Sufficient Vitamin D Reduces the Risk of Uterine Fibroids
Women who have adequate levels of vitamin D are less likely to develop uterine fibroids than those with insufficient levels, a new study finds.
Uterine fibroids are tumors that occur in uterus; while they are noncancerous they often cause pain and bleeding in premenopausal women and are also the leading cause of hysterectomy in the United States.
Researchers at the National Institute of Environmental Health Sciences (NIEHS), took blood samples from more than 1,000 women, aged 35 to 49, living in the Washington, D.C., area from 1996 to 1999. The samples were analyzed for vitamin D levels, showing women with sufficient vitamin D were 32 percent less likely to develop uterine fibroids than those with insufficient vitamin D levels.
The findings also showed that women who spent more than an hour outside per day had a 40 percent decreased risk of fibroids. Vitamin D is produced by the body when the skin is exposed to sunlight, but it can also come from food and supplements.
Of the participants, fewer black women than white women had sufficient vitamin D levels, but the reduction in the risk of fibroids was about the same for both white and black women with sufficient vitamin D levels, according to Health Day News.
"It would be wonderful if something as simple and inexpensive as getting some natural sunshine on their skin each day could help women reduce their chance of getting fibroids," study leader Donna Baird, a researcher at the NIEHS, part of the National Institutes of Health, said in an institute news release.
Although these findings are consistent with previous laboratory studies, Baird said further research needs to be conducted.
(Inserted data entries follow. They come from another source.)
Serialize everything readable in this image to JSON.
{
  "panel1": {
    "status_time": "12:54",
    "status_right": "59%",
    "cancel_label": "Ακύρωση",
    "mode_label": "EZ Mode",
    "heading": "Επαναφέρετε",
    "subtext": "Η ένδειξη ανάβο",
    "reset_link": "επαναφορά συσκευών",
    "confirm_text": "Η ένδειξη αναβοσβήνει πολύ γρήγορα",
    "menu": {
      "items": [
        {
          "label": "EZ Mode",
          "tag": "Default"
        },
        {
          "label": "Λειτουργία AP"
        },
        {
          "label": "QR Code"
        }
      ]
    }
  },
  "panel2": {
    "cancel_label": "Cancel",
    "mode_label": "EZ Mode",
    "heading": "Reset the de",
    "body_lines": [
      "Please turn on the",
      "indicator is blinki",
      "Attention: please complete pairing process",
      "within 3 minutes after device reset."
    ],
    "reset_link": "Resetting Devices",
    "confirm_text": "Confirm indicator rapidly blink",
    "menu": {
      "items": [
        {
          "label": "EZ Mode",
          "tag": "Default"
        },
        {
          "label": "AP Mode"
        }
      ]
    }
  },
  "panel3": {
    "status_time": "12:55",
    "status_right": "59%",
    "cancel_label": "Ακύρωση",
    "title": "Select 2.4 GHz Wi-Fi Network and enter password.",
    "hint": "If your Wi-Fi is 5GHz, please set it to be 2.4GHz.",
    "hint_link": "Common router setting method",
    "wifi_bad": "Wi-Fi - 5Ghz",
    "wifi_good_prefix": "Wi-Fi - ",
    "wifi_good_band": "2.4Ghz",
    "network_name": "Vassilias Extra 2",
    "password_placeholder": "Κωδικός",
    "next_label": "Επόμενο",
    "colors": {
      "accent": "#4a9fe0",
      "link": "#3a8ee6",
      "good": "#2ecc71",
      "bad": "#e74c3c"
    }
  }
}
"This study adds to a growing body of literature showing the benefits of vitamin D," Linda Birnbaum, director of the NIEHS and the National Toxicology Program, said in the news release.